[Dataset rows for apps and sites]
*** Block opens ***

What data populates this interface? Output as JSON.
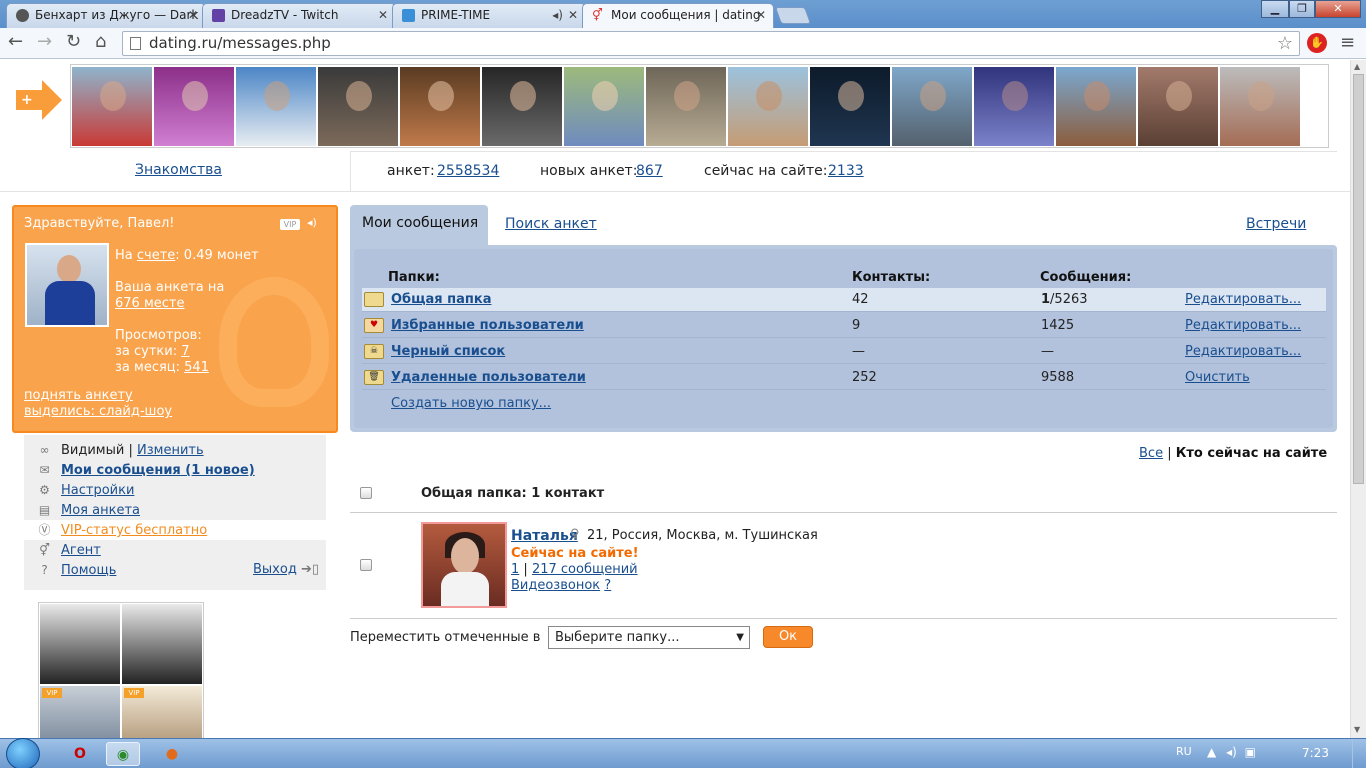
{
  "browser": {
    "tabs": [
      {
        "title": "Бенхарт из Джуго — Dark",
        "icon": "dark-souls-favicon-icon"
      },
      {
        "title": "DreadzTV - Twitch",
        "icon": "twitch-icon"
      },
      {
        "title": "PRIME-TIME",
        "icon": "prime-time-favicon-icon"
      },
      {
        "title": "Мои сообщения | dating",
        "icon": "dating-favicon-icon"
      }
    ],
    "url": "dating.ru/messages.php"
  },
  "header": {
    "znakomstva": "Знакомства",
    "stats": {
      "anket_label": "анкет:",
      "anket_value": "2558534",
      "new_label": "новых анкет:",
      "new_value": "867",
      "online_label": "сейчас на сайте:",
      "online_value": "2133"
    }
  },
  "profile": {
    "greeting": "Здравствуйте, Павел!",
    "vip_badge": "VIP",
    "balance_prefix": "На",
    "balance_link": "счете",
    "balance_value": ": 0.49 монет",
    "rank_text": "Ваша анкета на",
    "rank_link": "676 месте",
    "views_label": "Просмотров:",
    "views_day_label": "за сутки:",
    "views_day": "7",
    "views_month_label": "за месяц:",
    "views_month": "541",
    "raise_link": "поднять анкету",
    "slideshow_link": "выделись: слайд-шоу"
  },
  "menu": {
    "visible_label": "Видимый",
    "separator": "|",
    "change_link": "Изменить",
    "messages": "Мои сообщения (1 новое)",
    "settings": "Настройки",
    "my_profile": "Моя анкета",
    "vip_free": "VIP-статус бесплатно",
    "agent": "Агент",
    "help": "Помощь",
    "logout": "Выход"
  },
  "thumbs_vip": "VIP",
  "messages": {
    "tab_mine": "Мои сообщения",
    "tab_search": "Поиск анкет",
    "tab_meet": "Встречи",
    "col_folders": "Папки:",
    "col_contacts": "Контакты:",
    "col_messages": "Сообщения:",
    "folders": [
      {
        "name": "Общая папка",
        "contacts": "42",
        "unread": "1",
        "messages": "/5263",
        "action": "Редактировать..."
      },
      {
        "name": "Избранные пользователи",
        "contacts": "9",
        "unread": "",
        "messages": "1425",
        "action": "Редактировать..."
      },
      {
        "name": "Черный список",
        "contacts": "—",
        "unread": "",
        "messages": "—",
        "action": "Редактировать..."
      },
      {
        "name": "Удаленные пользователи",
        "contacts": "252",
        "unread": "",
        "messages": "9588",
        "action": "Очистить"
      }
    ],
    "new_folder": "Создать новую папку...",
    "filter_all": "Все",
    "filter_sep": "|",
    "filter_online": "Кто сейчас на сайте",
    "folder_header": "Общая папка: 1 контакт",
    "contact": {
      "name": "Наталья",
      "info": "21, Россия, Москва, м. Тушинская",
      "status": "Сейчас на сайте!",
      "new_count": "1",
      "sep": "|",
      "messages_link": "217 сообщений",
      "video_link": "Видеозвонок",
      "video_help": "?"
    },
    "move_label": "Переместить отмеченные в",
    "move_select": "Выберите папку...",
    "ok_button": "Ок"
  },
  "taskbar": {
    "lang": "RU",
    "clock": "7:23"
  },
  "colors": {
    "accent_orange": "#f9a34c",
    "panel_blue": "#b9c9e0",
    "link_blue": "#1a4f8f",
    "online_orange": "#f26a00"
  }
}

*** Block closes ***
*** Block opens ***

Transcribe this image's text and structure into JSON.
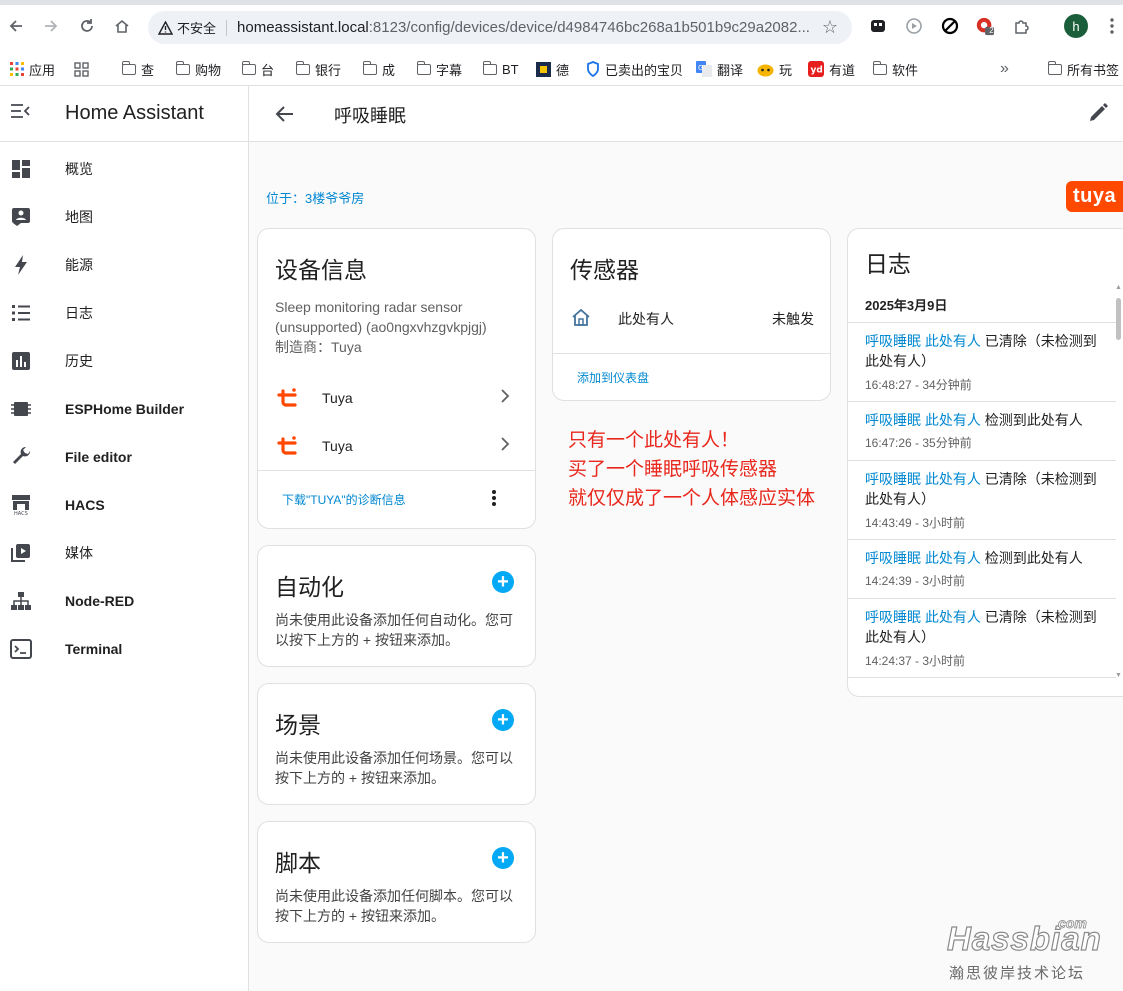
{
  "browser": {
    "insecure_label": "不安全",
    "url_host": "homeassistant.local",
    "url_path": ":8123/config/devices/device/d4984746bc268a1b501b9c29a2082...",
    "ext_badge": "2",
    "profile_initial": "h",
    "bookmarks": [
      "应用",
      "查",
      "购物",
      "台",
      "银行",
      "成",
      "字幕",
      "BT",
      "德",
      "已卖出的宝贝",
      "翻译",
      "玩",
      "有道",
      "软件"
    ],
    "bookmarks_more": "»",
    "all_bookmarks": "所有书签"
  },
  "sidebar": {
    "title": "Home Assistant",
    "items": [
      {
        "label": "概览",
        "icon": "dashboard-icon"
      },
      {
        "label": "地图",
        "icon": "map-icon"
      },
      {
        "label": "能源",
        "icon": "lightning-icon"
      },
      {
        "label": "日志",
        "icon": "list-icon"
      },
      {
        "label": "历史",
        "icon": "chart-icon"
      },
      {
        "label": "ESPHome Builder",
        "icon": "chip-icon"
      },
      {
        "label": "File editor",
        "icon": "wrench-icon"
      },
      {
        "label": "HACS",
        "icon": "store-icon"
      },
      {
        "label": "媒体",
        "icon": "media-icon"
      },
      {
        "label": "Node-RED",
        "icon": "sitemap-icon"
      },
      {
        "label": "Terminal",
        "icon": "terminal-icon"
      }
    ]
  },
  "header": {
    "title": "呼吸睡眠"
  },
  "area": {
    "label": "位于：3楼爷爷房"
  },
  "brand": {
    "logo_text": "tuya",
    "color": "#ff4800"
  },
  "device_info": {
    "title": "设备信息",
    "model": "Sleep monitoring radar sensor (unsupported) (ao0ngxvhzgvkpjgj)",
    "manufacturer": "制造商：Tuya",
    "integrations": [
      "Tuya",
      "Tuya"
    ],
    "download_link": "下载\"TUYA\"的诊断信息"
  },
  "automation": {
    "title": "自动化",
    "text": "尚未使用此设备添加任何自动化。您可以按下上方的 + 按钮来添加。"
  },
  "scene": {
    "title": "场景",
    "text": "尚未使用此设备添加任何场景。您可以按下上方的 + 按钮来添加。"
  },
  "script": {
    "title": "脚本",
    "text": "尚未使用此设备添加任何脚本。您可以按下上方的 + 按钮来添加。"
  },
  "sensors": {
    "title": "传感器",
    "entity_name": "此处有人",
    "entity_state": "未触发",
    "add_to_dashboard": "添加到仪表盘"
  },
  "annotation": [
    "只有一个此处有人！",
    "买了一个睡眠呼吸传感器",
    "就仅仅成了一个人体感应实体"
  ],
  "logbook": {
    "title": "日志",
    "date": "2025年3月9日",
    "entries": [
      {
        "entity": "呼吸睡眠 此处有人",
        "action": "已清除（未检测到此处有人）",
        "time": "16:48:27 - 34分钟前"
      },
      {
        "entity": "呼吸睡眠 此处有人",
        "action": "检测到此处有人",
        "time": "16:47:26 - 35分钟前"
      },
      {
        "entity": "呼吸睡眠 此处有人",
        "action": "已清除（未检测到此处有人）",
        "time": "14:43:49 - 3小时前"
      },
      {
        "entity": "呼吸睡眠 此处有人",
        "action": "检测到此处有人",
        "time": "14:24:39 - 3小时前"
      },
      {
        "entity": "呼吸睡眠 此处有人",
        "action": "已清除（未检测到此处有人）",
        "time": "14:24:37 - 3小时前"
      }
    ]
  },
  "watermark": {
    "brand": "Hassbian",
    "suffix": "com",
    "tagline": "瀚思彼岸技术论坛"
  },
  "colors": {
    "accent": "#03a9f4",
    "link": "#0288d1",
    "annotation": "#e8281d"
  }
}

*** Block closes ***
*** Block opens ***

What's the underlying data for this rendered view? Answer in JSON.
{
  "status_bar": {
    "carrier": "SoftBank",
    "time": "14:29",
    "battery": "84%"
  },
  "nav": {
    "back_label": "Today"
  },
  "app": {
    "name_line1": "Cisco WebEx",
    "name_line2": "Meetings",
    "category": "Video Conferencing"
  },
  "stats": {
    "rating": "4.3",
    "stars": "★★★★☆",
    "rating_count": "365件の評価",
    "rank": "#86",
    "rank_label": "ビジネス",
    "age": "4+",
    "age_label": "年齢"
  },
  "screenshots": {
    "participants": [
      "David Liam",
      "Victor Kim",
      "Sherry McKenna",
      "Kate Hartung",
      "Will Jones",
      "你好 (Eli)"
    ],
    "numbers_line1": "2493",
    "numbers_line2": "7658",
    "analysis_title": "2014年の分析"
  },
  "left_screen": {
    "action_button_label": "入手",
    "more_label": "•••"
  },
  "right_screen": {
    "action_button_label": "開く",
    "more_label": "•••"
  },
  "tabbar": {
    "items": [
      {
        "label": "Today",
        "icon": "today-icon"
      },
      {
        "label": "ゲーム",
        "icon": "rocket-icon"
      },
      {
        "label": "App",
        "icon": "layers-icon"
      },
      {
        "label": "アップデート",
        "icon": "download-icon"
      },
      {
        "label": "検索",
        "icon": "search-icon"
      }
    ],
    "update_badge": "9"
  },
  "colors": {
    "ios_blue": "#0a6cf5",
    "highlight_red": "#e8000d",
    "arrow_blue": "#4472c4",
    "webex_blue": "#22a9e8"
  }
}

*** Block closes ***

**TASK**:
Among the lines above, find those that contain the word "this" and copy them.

**WRITTEN RESPONSE**:
What data populates this interface? Output as JSON.
Transcribe this image's text and structure into JSON.
What's the underlying data for this rendered view? Answer in JSON.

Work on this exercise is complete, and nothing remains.